Copy the entries below word for word, but omit any pictures they contain.

Records supplied |
__________________________________________________

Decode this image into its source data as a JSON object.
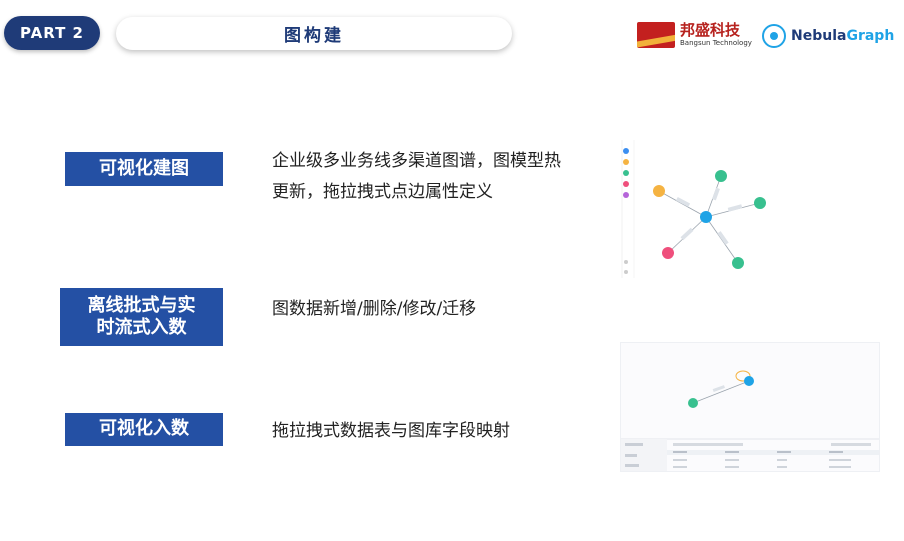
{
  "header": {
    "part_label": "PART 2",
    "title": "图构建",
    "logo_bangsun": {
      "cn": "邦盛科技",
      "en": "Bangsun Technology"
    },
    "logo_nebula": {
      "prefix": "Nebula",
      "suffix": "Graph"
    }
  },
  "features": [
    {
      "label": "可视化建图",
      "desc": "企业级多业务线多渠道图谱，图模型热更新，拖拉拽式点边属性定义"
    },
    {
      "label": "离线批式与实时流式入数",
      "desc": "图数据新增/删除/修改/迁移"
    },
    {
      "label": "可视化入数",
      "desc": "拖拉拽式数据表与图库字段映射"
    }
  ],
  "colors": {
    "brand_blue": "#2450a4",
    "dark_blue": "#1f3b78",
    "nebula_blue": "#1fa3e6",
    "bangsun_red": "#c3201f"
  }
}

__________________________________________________

Solution for this task |
Decode this image into its source data as a JSON object.
{
  "header": {
    "part_label": "PART 2",
    "title": "图构建",
    "logo_bangsun": {
      "cn": "邦盛科技",
      "en": "Bangsun Technology"
    },
    "logo_nebula": {
      "prefix": "Nebula",
      "suffix": "Graph"
    }
  },
  "features": [
    {
      "label": "可视化建图",
      "desc": "企业级多业务线多渠道图谱，图模型热更新，拖拉拽式点边属性定义"
    },
    {
      "label": "离线批式与实时流式入数",
      "desc": "图数据新增/删除/修改/迁移"
    },
    {
      "label": "可视化入数",
      "desc": "拖拉拽式数据表与图库字段映射"
    }
  ],
  "colors": {
    "brand_blue": "#2450a4",
    "dark_blue": "#1f3b78",
    "nebula_blue": "#1fa3e6",
    "bangsun_red": "#c3201f"
  }
}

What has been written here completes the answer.